Early on I knew something was a little off with my son. His speech was delayed right off the bat. I was living with my parents after my separation from my son's mother and my son and I were at the neighbor's house visiting. Later that week I got a call from someone at the school. Call it nosey or caring, the neighbor was concerned about my sons speech and had called them. I had just thought he wasn't learning words as fast as other kids his age. It was the first time I had thought something was wrong. At that point it was too early for school and I had no idea about autism spectrum disorder.
When he was about four I met my wife. She was from California and enjoys reading on the internet. She was the first person to bring up autism to me. We started researching and eventually got him diagnosed. Prior to that we knew there was a good chance he had autism because of his behavior in preschool. The elementary school gave him an assessment and a diagnosis of autism. Soon after that we started speech therapy for him which helped a ton.
Autism is a long road with ups and downs, trial and error and what works and what doesn't. Through the years he has been to cognitive behavioral therapy which worked a bit. Regular therapy, which again worked a little bit and by worked I should say he showed improvement. Many charts and signs, things we learned along the way. My wife was always reading about new things that helped other kids his age. Early on my son had troubles in school with his temper and blowing up which lead to me being at the school almost as much as him. Throwing chairs, water bottles and everything else. Swearing at classmates and whatnot.
My wife and I were stretched thin and thought there has to be more answers out there. We took him in to get another assessment as recommended by his therapist at about eight or nine when we got another shock. He saw a psychologist which then told us she thought he could have fetal alcohol spectrum disorder. I had not really thought of that either in the past but after the psychologist brought up some of his symptoms it made sense. So with the ASD and FASD diagnosis it was back to therapy and many tries with charts and pictures to help him along the way. By this time he was having bathroom issues, would lie about everything and anything, sneak treats and use of the tv and computer. School was calling more days than not. We had an IEP going but the school just wasn't following through.
During this time we also had a house fire and my wife got laid off of her job of eight years. It was rough to say the least. I started drinking more which just complicated things. I was depressed and it seemed like everyday was filled with drama and heartache. My son's mom wasn't always attentive to his special needs when he would visit her and we were at constant battles with her. My poor wife didn't know she signed up for all of this. Many tearful nights and hopeless feelings.
After the fire we moved and my wife found another job. We started to get a better grasp on how to help my son. Eventually we decide on doing online schooling since his grades were hurting in school and nothing was getting better. The school was not accommodating his needs. Homeschooling was great, we moved at our own pace and he had very few distractions. After a stumble or two adjusting to school on the computer he really started to flourish. His last report card was straight A's which I never could have imagined before. We had problems with him playing games and watching videos during school but got a handle on that.

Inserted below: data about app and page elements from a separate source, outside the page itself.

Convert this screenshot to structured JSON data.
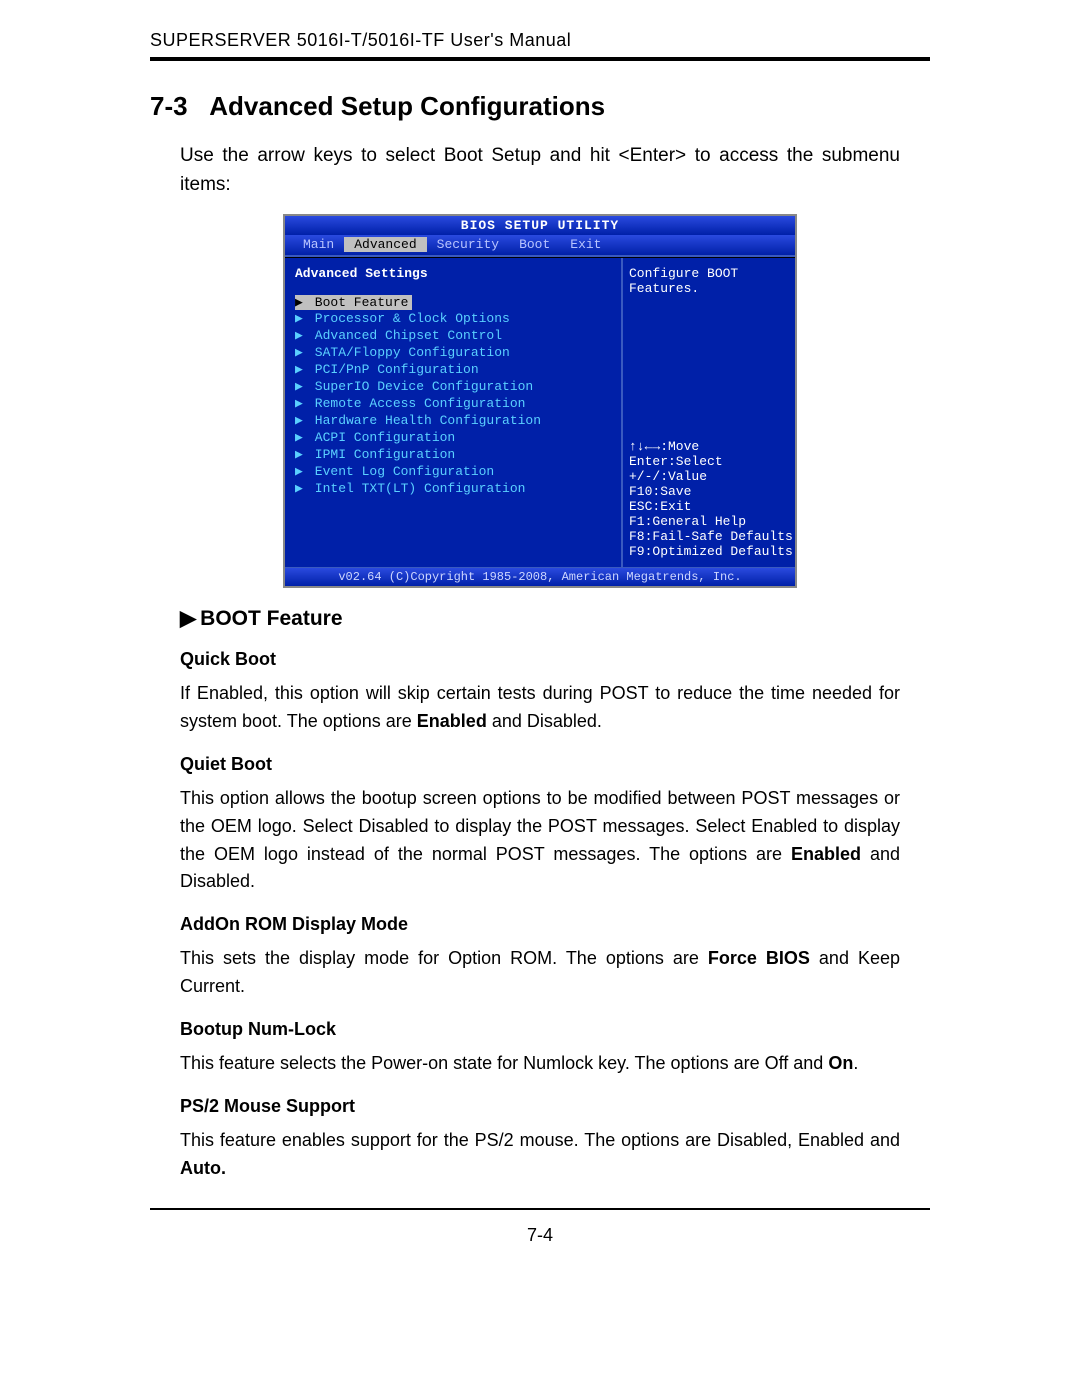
{
  "header": "SUPERSERVER 5016I-T/5016I-TF User's Manual",
  "section_number": "7-3",
  "section_title": "Advanced Setup Configurations",
  "intro": "Use the arrow keys to select Boot Setup and hit <Enter> to access the submenu items:",
  "bios": {
    "title": "BIOS SETUP UTILITY",
    "tabs": [
      "Main",
      "Advanced",
      "Security",
      "Boot",
      "Exit"
    ],
    "active_tab": "Advanced",
    "left_heading": "Advanced Settings",
    "items": [
      "Boot Feature",
      "Processor & Clock Options",
      "Advanced Chipset Control",
      "SATA/Floppy Configuration",
      "PCI/PnP Configuration",
      "SuperIO Device Configuration",
      "Remote Access Configuration",
      "Hardware Health Configuration",
      "ACPI Configuration",
      "IPMI Configuration",
      "Event Log Configuration",
      "Intel TXT(LT) Configuration"
    ],
    "selected_index": 0,
    "help_text": "Configure BOOT Features.",
    "keys": [
      "↑↓←→:Move",
      "Enter:Select",
      "+/-/:Value",
      "F10:Save",
      "ESC:Exit",
      "F1:General Help",
      "F8:Fail-Safe Defaults",
      "F9:Optimized Defaults"
    ],
    "footer": "v02.64 (C)Copyright 1985-2008, American Megatrends, Inc."
  },
  "subsection": "BOOT Feature",
  "features": [
    {
      "name": "Quick Boot",
      "desc_pre": "If Enabled, this option will skip certain tests during POST to reduce the time needed for system boot. The options are ",
      "bold": "Enabled",
      "desc_post": " and Disabled."
    },
    {
      "name": "Quiet Boot",
      "desc_pre": "This option allows the bootup screen options to be modified between POST messages or the OEM logo. Select Disabled to display the POST messages. Select Enabled to display the OEM logo instead of the normal POST messages. The options are ",
      "bold": "Enabled",
      "desc_post": " and Disabled."
    },
    {
      "name": "AddOn ROM Display Mode",
      "desc_pre": "This sets the display mode for Option ROM.  The options are ",
      "bold": "Force BIOS",
      "desc_post": " and Keep Current."
    },
    {
      "name": "Bootup Num-Lock",
      "desc_pre": "This feature selects the Power-on state for Numlock key.  The options are Off and ",
      "bold": "On",
      "desc_post": "."
    },
    {
      "name": "PS/2 Mouse Support",
      "desc_pre": "This feature enables support for the PS/2 mouse.  The options are Disabled, Enabled and ",
      "bold": "Auto.",
      "desc_post": ""
    }
  ],
  "page_number": "7-4"
}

I went to outpatient treatment for my alcohol addiction and I've been sober for six months. Yes there are still bad days, but just as many good ones as of late. We are all working together to come up with strategies to help him and talking out problems instead of yelling. Life has been pretty good lately and with the launch of this website I find myself busy and content.
All I can say to parents with children newly diagnosed with ASD or FASD is that it's a long road but you do start to see changes and strategies do start to work. Let things happen slowly which is easier said than done. My son used a daily planner which took probably 3-4 years of trial and error to get it down. My wife has been amazingly patient through everything and I love her and my son dearly!